It was during the recollection of memories that the initially startling vision started to wear thin. The actors ran around, danced away, slammed their bodies against the walls, leaving a cloud of flour in their wake; meanwhile they spouted lines, told small tales of loss, and acted out fragmented stories that were behind some of the bottles of ashes. It was a sea of shifting signifiers, with the audience (like the performers who were in a search for a resolution to their memories) constantly searching for a sign or clue to lead them to an understanding of the confusion that was taking place all around. And because these small actions and minor details did not add up to any holistic picture and were instead totally impressionistic (and therefore easily forgotten), the audience was left to drown in this pool of inarticulation.

It didn't help that the video projection of morphing shapes or the woman at the front, who stood on a stool behind an altar of bottles throughout the whole performance, did not provide any direction as to where all this was headed. This lack of a sense of direction perhaps stemmed from the fact that ASHES was a collaborative effort, with each of the performers taking an active part in creating the production.

Maybe this was the intention, the whole idea of being in a memory cell: in a space of shifting boundaries and the dissolution of fixed binaries, a sense of loss and confusion was expected, leaving the audience to explore their personal space/memories on their own. But the production should have spent more time in helping the audience in this journey/process of the self or at least more time in questioning the process itself.

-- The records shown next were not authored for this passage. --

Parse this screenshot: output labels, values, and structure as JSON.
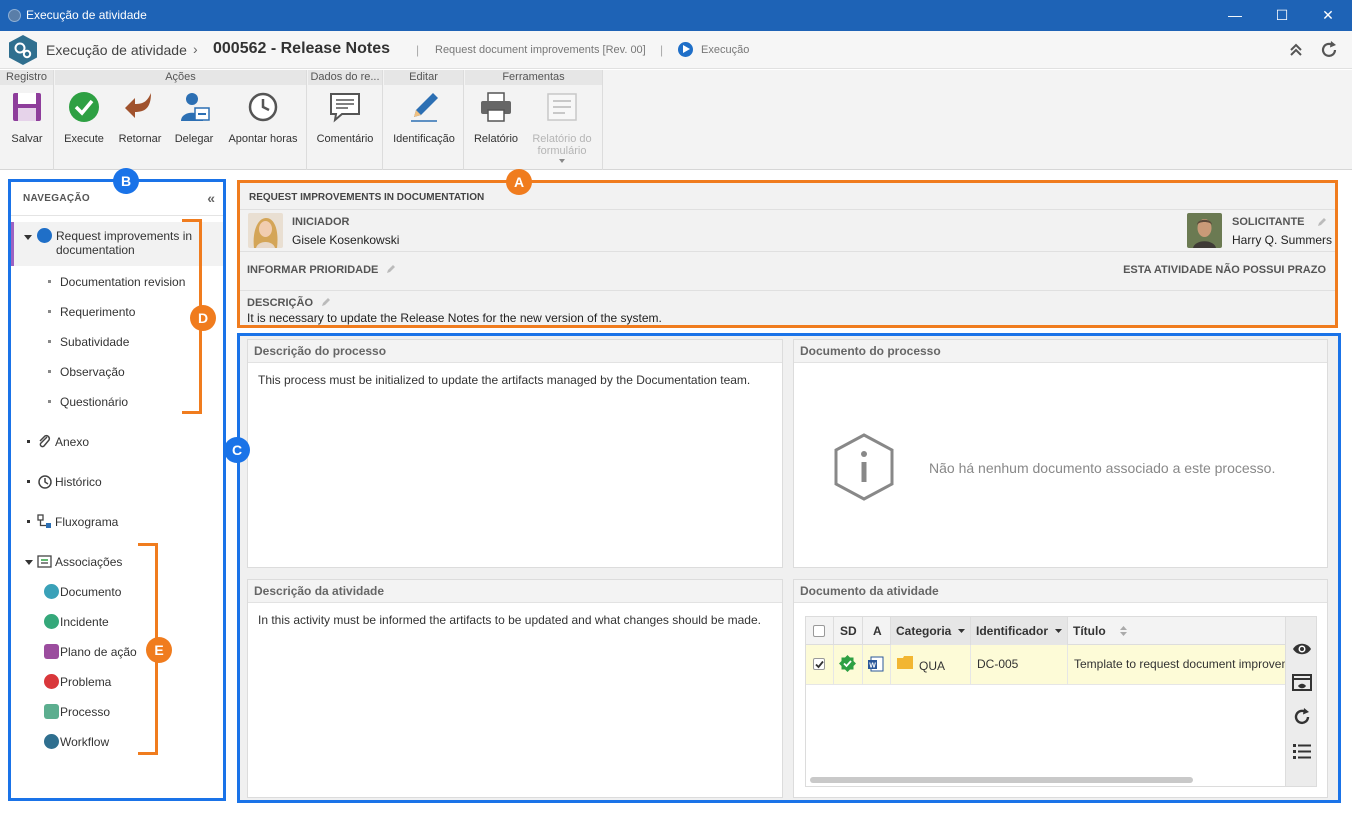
{
  "window": {
    "title": "Execução de atividade",
    "minimize": "—",
    "maximize": "☐",
    "close": "✕"
  },
  "header": {
    "crumb_app": "Execução de atividade",
    "crumb_sep": "›",
    "activity": "000562 - Release Notes",
    "pipe": "|",
    "process": "Request document improvements [Rev. 00]",
    "status": "Execução"
  },
  "ribbon": {
    "groups": {
      "registro": "Registro",
      "acoes": "Ações",
      "dados": "Dados do re...",
      "editar": "Editar",
      "ferramentas": "Ferramentas"
    },
    "buttons": {
      "salvar": "Salvar",
      "execute": "Execute",
      "retornar": "Retornar",
      "delegar": "Delegar",
      "apontar": "Apontar horas",
      "comentario": "Comentário",
      "identificacao": "Identificação",
      "relatorio": "Relatório",
      "relatorio_form": "Relatório do formulário"
    }
  },
  "nav": {
    "title": "NAVEGAÇÃO",
    "collapse": "«",
    "activity_line1": "Request improvements in",
    "activity_line2": "documentation",
    "sub_items": [
      "Documentation revision",
      "Requerimento",
      "Subatividade",
      "Observação",
      "Questionário"
    ],
    "anexo": "Anexo",
    "historico": "Histórico",
    "fluxograma": "Fluxograma",
    "associacoes": "Associações",
    "assoc_items": [
      "Documento",
      "Incidente",
      "Plano de ação",
      "Problema",
      "Processo",
      "Workflow"
    ]
  },
  "activity_info": {
    "title": "REQUEST IMPROVEMENTS IN DOCUMENTATION",
    "initiator_label": "INICIADOR",
    "initiator_name": "Gisele Kosenkowski",
    "requester_label": "SOLICITANTE",
    "requester_name": "Harry Q. Summers",
    "priority_label": "INFORMAR PRIORIDADE",
    "deadline_text": "ESTA ATIVIDADE NÃO POSSUI PRAZO",
    "description_label": "DESCRIÇÃO",
    "description": "It is necessary to update the Release Notes for the new version of the system."
  },
  "panels": {
    "process_desc_title": "Descrição do processo",
    "process_desc": "This process must be initialized to update the artifacts managed by the Documentation team.",
    "process_doc_title": "Documento do processo",
    "no_doc_msg": "Não há nenhum documento associado a este processo.",
    "activity_desc_title": "Descrição da atividade",
    "activity_desc": "In this activity must be informed the artifacts to be updated and what changes should be made.",
    "activity_doc_title": "Documento da atividade"
  },
  "doc_grid": {
    "columns": {
      "sd": "SD",
      "a": "A",
      "categoria": "Categoria",
      "identificador": "Identificador",
      "titulo": "Título"
    },
    "rows": [
      {
        "categoria": "QUA",
        "identificador": "DC-005",
        "titulo": "Template to request document improvements",
        "checked": true
      }
    ]
  },
  "callouts": {
    "a": "A",
    "b": "B",
    "c": "C",
    "d": "D",
    "e": "E"
  },
  "colors": {
    "titlebar": "#1e63b6",
    "callout_orange": "#f07c1e",
    "callout_blue": "#1a73e8",
    "selected_row": "#fdfbd7"
  }
}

And it was because of this disregard for the audience that the whole performance at times became too self-conscious - there was a hint of refusal to admit that they were engaged with anything other than their own talent. (Even the limited interaction with the audience was too artful and calculated.) The performance as such became a pose, an incredibly interesting and affected pose, but a pose nonetheless. And there has to be a point when the pose is examined or questioned - one way is to take on a hint of ironic knowing-ness in the very nature of the performance; but this was not to be in this somewhat too earnest production

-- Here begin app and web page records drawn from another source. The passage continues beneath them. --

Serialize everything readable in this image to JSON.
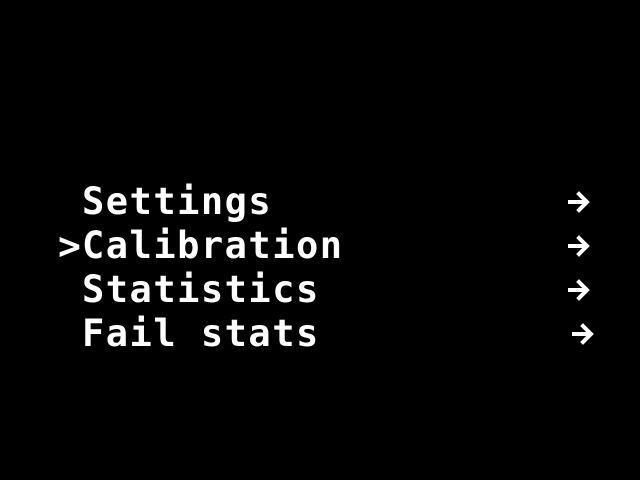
{
  "colors": {
    "background": "#000000",
    "foreground": "#ffffff"
  },
  "menu": {
    "cursor_glyph": ">",
    "selected_index": 1,
    "items": [
      {
        "label": "Settings",
        "icon": "arrow-right-icon"
      },
      {
        "label": "Calibration",
        "icon": "arrow-right-icon"
      },
      {
        "label": "Statistics",
        "icon": "arrow-right-icon"
      },
      {
        "label": "Fail stats",
        "icon": "arrow-right-icon"
      }
    ]
  }
}
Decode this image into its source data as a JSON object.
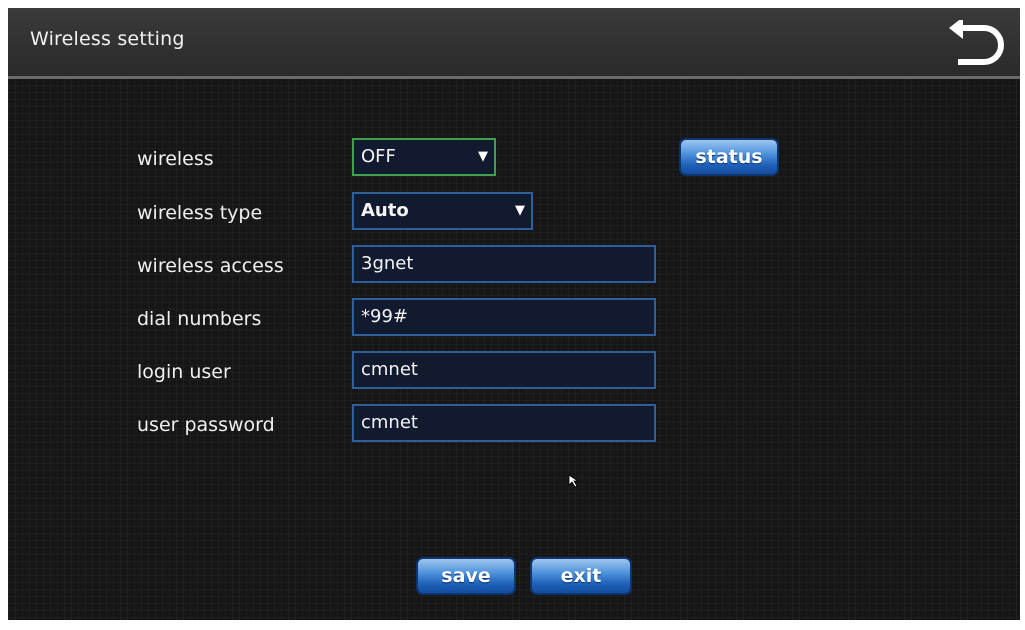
{
  "header": {
    "title": "Wireless setting",
    "back_icon": "undo-arrow-icon"
  },
  "form": {
    "wireless": {
      "label": "wireless",
      "value": "OFF"
    },
    "wireless_type": {
      "label": "wireless type",
      "value": "Auto"
    },
    "wireless_access": {
      "label": "wireless access",
      "value": "3gnet"
    },
    "dial_numbers": {
      "label": "dial numbers",
      "value": "*99#"
    },
    "login_user": {
      "label": "login user",
      "value": "cmnet"
    },
    "user_password": {
      "label": "user password",
      "value": "cmnet"
    }
  },
  "buttons": {
    "status": "status",
    "save": "save",
    "exit": "exit"
  },
  "colors": {
    "accent_blue": "#1d5fb8",
    "field_border": "#2f5f9a",
    "active_border": "#3fa24a",
    "background": "#161616"
  }
}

That is not to say that there weren't visually stunning or deliciously clever moments in the performance. There were - the beautifully slow drift of the "snow" onto a performer's body caught in the soft glare of the light; the poignant scene when one of the performers slowly chose bottles that represented his various states of feeling; the clever bit when the performers started to camp it up and sashayed up and down the performing space saying lines like "White is good", "White is beautiful". But taken together with the other deliberately obtuse and overly abstract vignettes, it just wasn't enough.

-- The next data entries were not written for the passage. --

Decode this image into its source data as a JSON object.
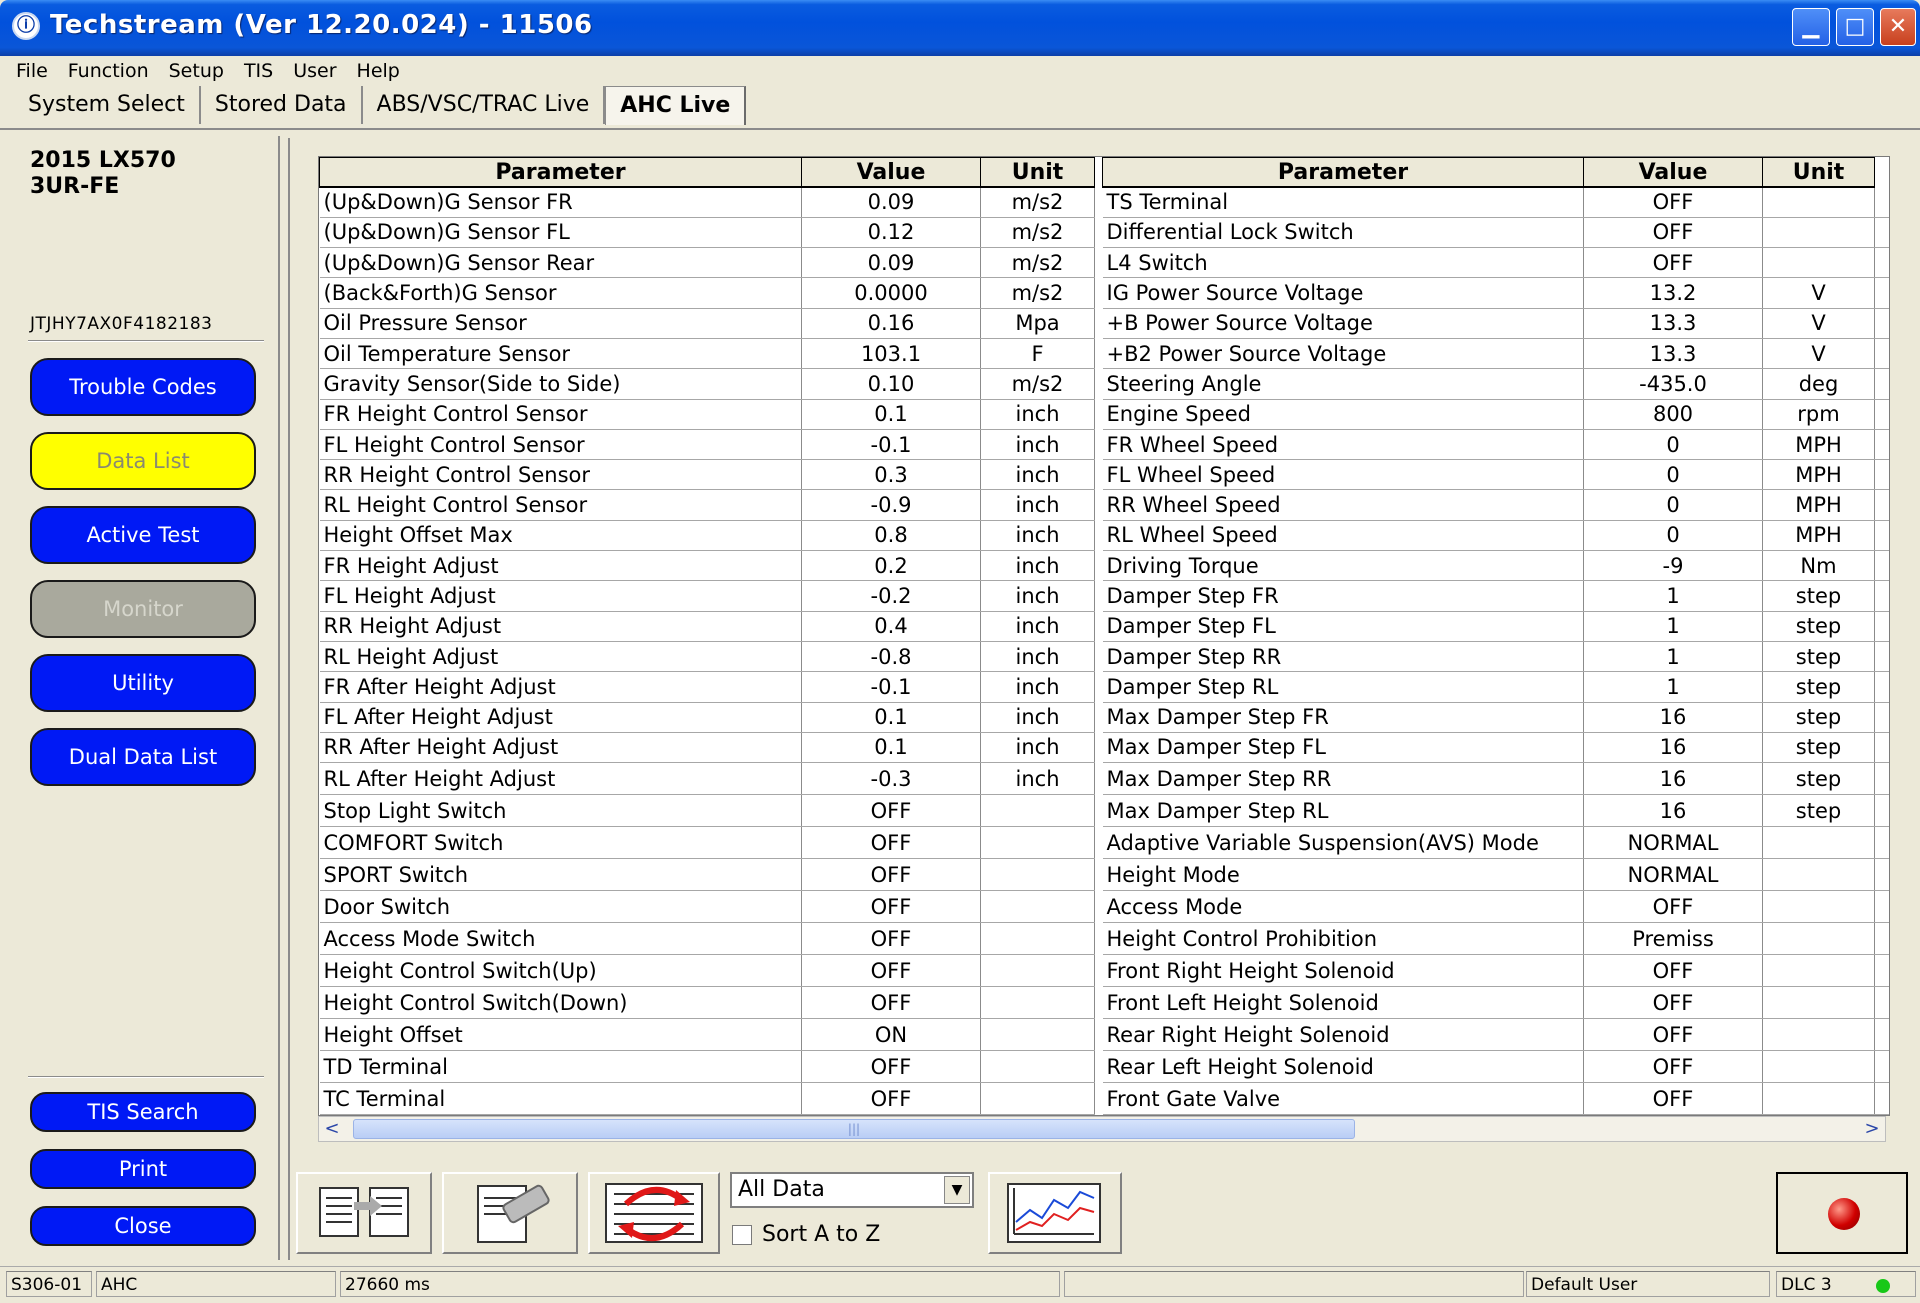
{
  "window": {
    "title": "Techstream (Ver 12.20.024) - 11506",
    "app_icon_glyph": "ⓘ"
  },
  "menu": [
    "File",
    "Function",
    "Setup",
    "TIS",
    "User",
    "Help"
  ],
  "tabs": [
    {
      "label": "System Select"
    },
    {
      "label": "Stored Data"
    },
    {
      "label": "ABS/VSC/TRAC Live"
    },
    {
      "label": "AHC Live"
    }
  ],
  "vehicle": {
    "model": "2015 LX570",
    "engine": "3UR-FE",
    "vin": "JTJHY7AX0F4182183"
  },
  "nav": {
    "trouble_codes": "Trouble Codes",
    "data_list": "Data List",
    "active_test": "Active Test",
    "monitor": "Monitor",
    "utility": "Utility",
    "dual_data_list": "Dual Data List",
    "tis_search": "TIS Search",
    "print": "Print",
    "close": "Close"
  },
  "table": {
    "headers": {
      "parameter": "Parameter",
      "value": "Value",
      "unit": "Unit"
    },
    "left_rows": [
      [
        "(Up&Down)G Sensor FR",
        "0.09",
        "m/s2"
      ],
      [
        "(Up&Down)G Sensor FL",
        "0.12",
        "m/s2"
      ],
      [
        "(Up&Down)G Sensor Rear",
        "0.09",
        "m/s2"
      ],
      [
        "(Back&Forth)G Sensor",
        "0.0000",
        "m/s2"
      ],
      [
        "Oil Pressure Sensor",
        "0.16",
        "Mpa"
      ],
      [
        "Oil Temperature Sensor",
        "103.1",
        "F"
      ],
      [
        "Gravity Sensor(Side to Side)",
        "0.10",
        "m/s2"
      ],
      [
        "FR Height Control Sensor",
        "0.1",
        "inch"
      ],
      [
        "FL Height Control Sensor",
        "-0.1",
        "inch"
      ],
      [
        "RR Height Control Sensor",
        "0.3",
        "inch"
      ],
      [
        "RL Height Control Sensor",
        "-0.9",
        "inch"
      ],
      [
        "Height Offset Max",
        "0.8",
        "inch"
      ],
      [
        "FR Height Adjust",
        "0.2",
        "inch"
      ],
      [
        "FL Height Adjust",
        "-0.2",
        "inch"
      ],
      [
        "RR Height Adjust",
        "0.4",
        "inch"
      ],
      [
        "RL Height Adjust",
        "-0.8",
        "inch"
      ],
      [
        "FR After Height Adjust",
        "-0.1",
        "inch"
      ],
      [
        "FL After Height Adjust",
        "0.1",
        "inch"
      ],
      [
        "RR After Height Adjust",
        "0.1",
        "inch"
      ],
      [
        "RL After Height Adjust",
        "-0.3",
        "inch"
      ],
      [
        "Stop Light Switch",
        "OFF",
        ""
      ],
      [
        "COMFORT Switch",
        "OFF",
        ""
      ],
      [
        "SPORT Switch",
        "OFF",
        ""
      ],
      [
        "Door Switch",
        "OFF",
        ""
      ],
      [
        "Access Mode Switch",
        "OFF",
        ""
      ],
      [
        "Height Control Switch(Up)",
        "OFF",
        ""
      ],
      [
        "Height Control Switch(Down)",
        "OFF",
        ""
      ],
      [
        "Height Offset",
        "ON",
        ""
      ],
      [
        "TD Terminal",
        "OFF",
        ""
      ],
      [
        "TC Terminal",
        "OFF",
        ""
      ]
    ],
    "right_rows": [
      [
        "TS Terminal",
        "OFF",
        ""
      ],
      [
        "Differential Lock Switch",
        "OFF",
        ""
      ],
      [
        "L4 Switch",
        "OFF",
        ""
      ],
      [
        "IG Power Source Voltage",
        "13.2",
        "V"
      ],
      [
        "+B Power Source Voltage",
        "13.3",
        "V"
      ],
      [
        "+B2 Power Source Voltage",
        "13.3",
        "V"
      ],
      [
        "Steering Angle",
        "-435.0",
        "deg"
      ],
      [
        "Engine Speed",
        "800",
        "rpm"
      ],
      [
        "FR Wheel Speed",
        "0",
        "MPH"
      ],
      [
        "FL Wheel Speed",
        "0",
        "MPH"
      ],
      [
        "RR Wheel Speed",
        "0",
        "MPH"
      ],
      [
        "RL Wheel Speed",
        "0",
        "MPH"
      ],
      [
        "Driving Torque",
        "-9",
        "Nm"
      ],
      [
        "Damper Step FR",
        "1",
        "step"
      ],
      [
        "Damper Step FL",
        "1",
        "step"
      ],
      [
        "Damper Step RR",
        "1",
        "step"
      ],
      [
        "Damper Step RL",
        "1",
        "step"
      ],
      [
        "Max Damper Step FR",
        "16",
        "step"
      ],
      [
        "Max Damper Step FL",
        "16",
        "step"
      ],
      [
        "Max Damper Step RR",
        "16",
        "step"
      ],
      [
        "Max Damper Step RL",
        "16",
        "step"
      ],
      [
        "Adaptive Variable Suspension(AVS) Mode",
        "NORMAL",
        ""
      ],
      [
        "Height Mode",
        "NORMAL",
        ""
      ],
      [
        "Access Mode",
        "OFF",
        ""
      ],
      [
        "Height Control Prohibition",
        "Premiss",
        ""
      ],
      [
        "Front Right Height Solenoid",
        "OFF",
        ""
      ],
      [
        "Front Left Height Solenoid",
        "OFF",
        ""
      ],
      [
        "Rear Right Height Solenoid",
        "OFF",
        ""
      ],
      [
        "Rear Left Height Solenoid",
        "OFF",
        ""
      ],
      [
        "Front Gate Valve",
        "OFF",
        ""
      ]
    ]
  },
  "scrollbar": {
    "left_arrow": "<",
    "right_arrow": ">",
    "grip": "|||"
  },
  "toolbar": {
    "filter_selected": "All Data",
    "sort_label": "Sort A to Z",
    "dropdown_arrow": "▼",
    "icons": [
      "list-transfer-icon",
      "clipboard-tool-icon",
      "refresh-list-icon",
      "line-graph-icon",
      "record-icon"
    ]
  },
  "status": {
    "code": "S306-01",
    "system": "AHC",
    "time": "27660 ms",
    "user": "Default User",
    "connection": "DLC 3"
  },
  "colors": {
    "nav_blue": "#0019f5",
    "nav_yellow": "#ffff00",
    "nav_gray": "#a9a99d",
    "titlebar": "#0151dc",
    "status_ok": "#18c818"
  }
}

Maybe it's just me. But after two weeks of productions that were amazing to look at, yet empty or elusive in what they tried to say or mean, one wished for more engaging substance behind the interesting sensorial premise of ASHES. And aren't you tired of the overuse of multimedia in nearly every show, where its use has no discernable link to the production itself, as if multimedia equates to "new inspiration"? Maybe, the theme of this year's Arts Fest should have been "Using Video Projection" instead.